*** Extracted entries
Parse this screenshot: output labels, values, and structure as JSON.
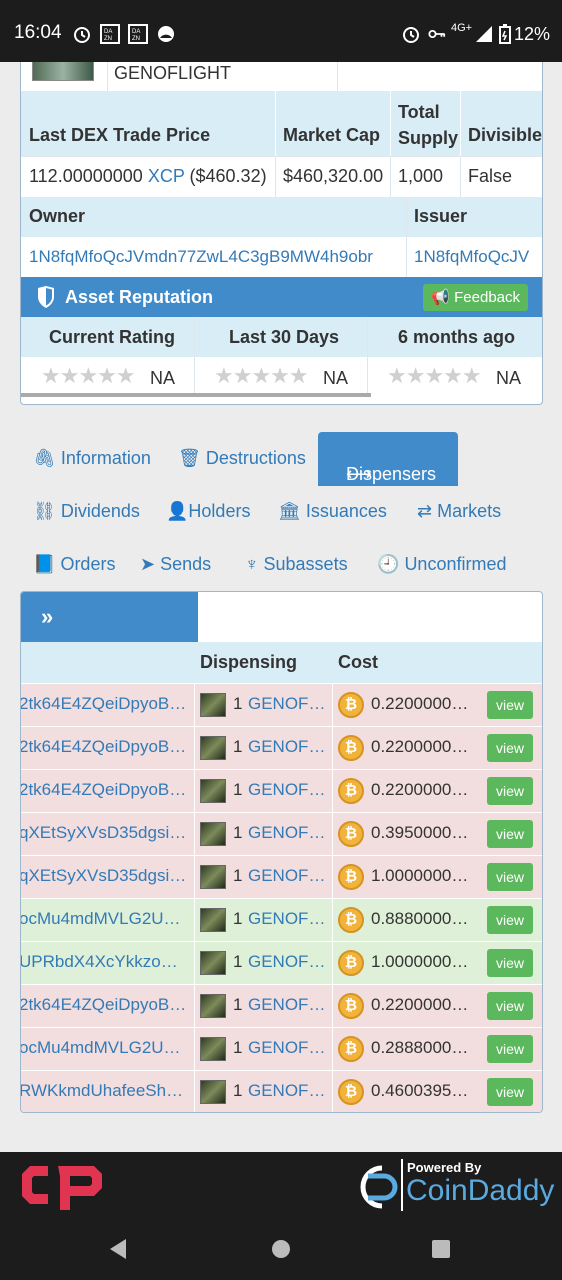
{
  "status_bar": {
    "time": "16:04",
    "network": "4G+",
    "battery": "12%"
  },
  "asset": {
    "name": "GENOFLIGHT",
    "table1_headers": [
      "Last DEX Trade Price",
      "Market Cap",
      "Total Supply",
      "Divisible"
    ],
    "last_price": "112.00000000",
    "last_price_unit": "XCP",
    "last_price_usd": "($460.32)",
    "market_cap": "$460,320.00",
    "total_supply": "1,000",
    "divisible": "False",
    "owner_label": "Owner",
    "issuer_label": "Issuer",
    "owner": "1N8fqMfoQcJVmdn77ZwL4C3gB9MW4h9obr",
    "issuer": "1N8fqMfoQcJV"
  },
  "reputation": {
    "title": "Asset Reputation",
    "feedback_label": "Feedback",
    "headers": [
      "Current Rating",
      "Last 30 Days",
      "6 months ago"
    ],
    "values": [
      "NA",
      "NA",
      "NA"
    ]
  },
  "tabs": {
    "information": "Information",
    "destructions": "Destructions",
    "dispensers": "Dispensers",
    "dividends": "Dividends",
    "holders": "Holders",
    "issuances": "Issuances",
    "markets": "Markets",
    "orders": "Orders",
    "sends": "Sends",
    "subassets": "Subassets",
    "unconfirmed": "Unconfirmed"
  },
  "dispensers": {
    "head_icon": "»",
    "col_dispensing": "Dispensing",
    "col_cost": "Cost",
    "view_label": "view",
    "rows": [
      {
        "addr": "2tk64E4ZQeiDpyoB…",
        "qty": "1",
        "asset": "GENOF…",
        "cost": "0.2200000…",
        "status": "red"
      },
      {
        "addr": "2tk64E4ZQeiDpyoB…",
        "qty": "1",
        "asset": "GENOF…",
        "cost": "0.2200000…",
        "status": "red"
      },
      {
        "addr": "2tk64E4ZQeiDpyoB…",
        "qty": "1",
        "asset": "GENOF…",
        "cost": "0.2200000…",
        "status": "red"
      },
      {
        "addr": "qXEtSyXVsD35dgsi…",
        "qty": "1",
        "asset": "GENOF…",
        "cost": "0.3950000…",
        "status": "red"
      },
      {
        "addr": "qXEtSyXVsD35dgsi…",
        "qty": "1",
        "asset": "GENOF…",
        "cost": "1.0000000…",
        "status": "red"
      },
      {
        "addr": "ocMu4mdMVLG2U…",
        "qty": "1",
        "asset": "GENOF…",
        "cost": "0.8880000…",
        "status": "green"
      },
      {
        "addr": "UPRbdX4XcYkkzo…",
        "qty": "1",
        "asset": "GENOF…",
        "cost": "1.0000000…",
        "status": "green"
      },
      {
        "addr": "2tk64E4ZQeiDpyoB…",
        "qty": "1",
        "asset": "GENOF…",
        "cost": "0.2200000…",
        "status": "red"
      },
      {
        "addr": "ocMu4mdMVLG2U…",
        "qty": "1",
        "asset": "GENOF…",
        "cost": "0.2888000…",
        "status": "red"
      },
      {
        "addr": "RWKkmdUhafeeSh…",
        "qty": "1",
        "asset": "GENOF…",
        "cost": "0.4600395…",
        "status": "red"
      }
    ]
  },
  "footer": {
    "powered_by": "Powered By",
    "brand": "CoinDaddy"
  }
}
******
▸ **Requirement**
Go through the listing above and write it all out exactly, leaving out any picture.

▸ **Solution below**
Parse this screenshot: output labels, values, and structure as JSON.
{
  "status_bar": {
    "time": "16:04",
    "network": "4G+",
    "battery": "12%"
  },
  "asset": {
    "name": "GENOFLIGHT",
    "table1_headers": [
      "Last DEX Trade Price",
      "Market Cap",
      "Total Supply",
      "Divisible"
    ],
    "last_price": "112.00000000",
    "last_price_unit": "XCP",
    "last_price_usd": "($460.32)",
    "market_cap": "$460,320.00",
    "total_supply": "1,000",
    "divisible": "False",
    "owner_label": "Owner",
    "issuer_label": "Issuer",
    "owner": "1N8fqMfoQcJVmdn77ZwL4C3gB9MW4h9obr",
    "issuer": "1N8fqMfoQcJV"
  },
  "reputation": {
    "title": "Asset Reputation",
    "feedback_label": "Feedback",
    "headers": [
      "Current Rating",
      "Last 30 Days",
      "6 months ago"
    ],
    "values": [
      "NA",
      "NA",
      "NA"
    ]
  },
  "tabs": {
    "information": "Information",
    "destructions": "Destructions",
    "dispensers": "Dispensers",
    "dividends": "Dividends",
    "holders": "Holders",
    "issuances": "Issuances",
    "markets": "Markets",
    "orders": "Orders",
    "sends": "Sends",
    "subassets": "Subassets",
    "unconfirmed": "Unconfirmed"
  },
  "dispensers": {
    "head_icon": "»",
    "col_dispensing": "Dispensing",
    "col_cost": "Cost",
    "view_label": "view",
    "rows": [
      {
        "addr": "2tk64E4ZQeiDpyoB…",
        "qty": "1",
        "asset": "GENOF…",
        "cost": "0.2200000…",
        "status": "red"
      },
      {
        "addr": "2tk64E4ZQeiDpyoB…",
        "qty": "1",
        "asset": "GENOF…",
        "cost": "0.2200000…",
        "status": "red"
      },
      {
        "addr": "2tk64E4ZQeiDpyoB…",
        "qty": "1",
        "asset": "GENOF…",
        "cost": "0.2200000…",
        "status": "red"
      },
      {
        "addr": "qXEtSyXVsD35dgsi…",
        "qty": "1",
        "asset": "GENOF…",
        "cost": "0.3950000…",
        "status": "red"
      },
      {
        "addr": "qXEtSyXVsD35dgsi…",
        "qty": "1",
        "asset": "GENOF…",
        "cost": "1.0000000…",
        "status": "red"
      },
      {
        "addr": "ocMu4mdMVLG2U…",
        "qty": "1",
        "asset": "GENOF…",
        "cost": "0.8880000…",
        "status": "green"
      },
      {
        "addr": "UPRbdX4XcYkkzo…",
        "qty": "1",
        "asset": "GENOF…",
        "cost": "1.0000000…",
        "status": "green"
      },
      {
        "addr": "2tk64E4ZQeiDpyoB…",
        "qty": "1",
        "asset": "GENOF…",
        "cost": "0.2200000…",
        "status": "red"
      },
      {
        "addr": "ocMu4mdMVLG2U…",
        "qty": "1",
        "asset": "GENOF…",
        "cost": "0.2888000…",
        "status": "red"
      },
      {
        "addr": "RWKkmdUhafeeSh…",
        "qty": "1",
        "asset": "GENOF…",
        "cost": "0.4600395…",
        "status": "red"
      }
    ]
  },
  "footer": {
    "powered_by": "Powered By",
    "brand": "CoinDaddy"
  }
}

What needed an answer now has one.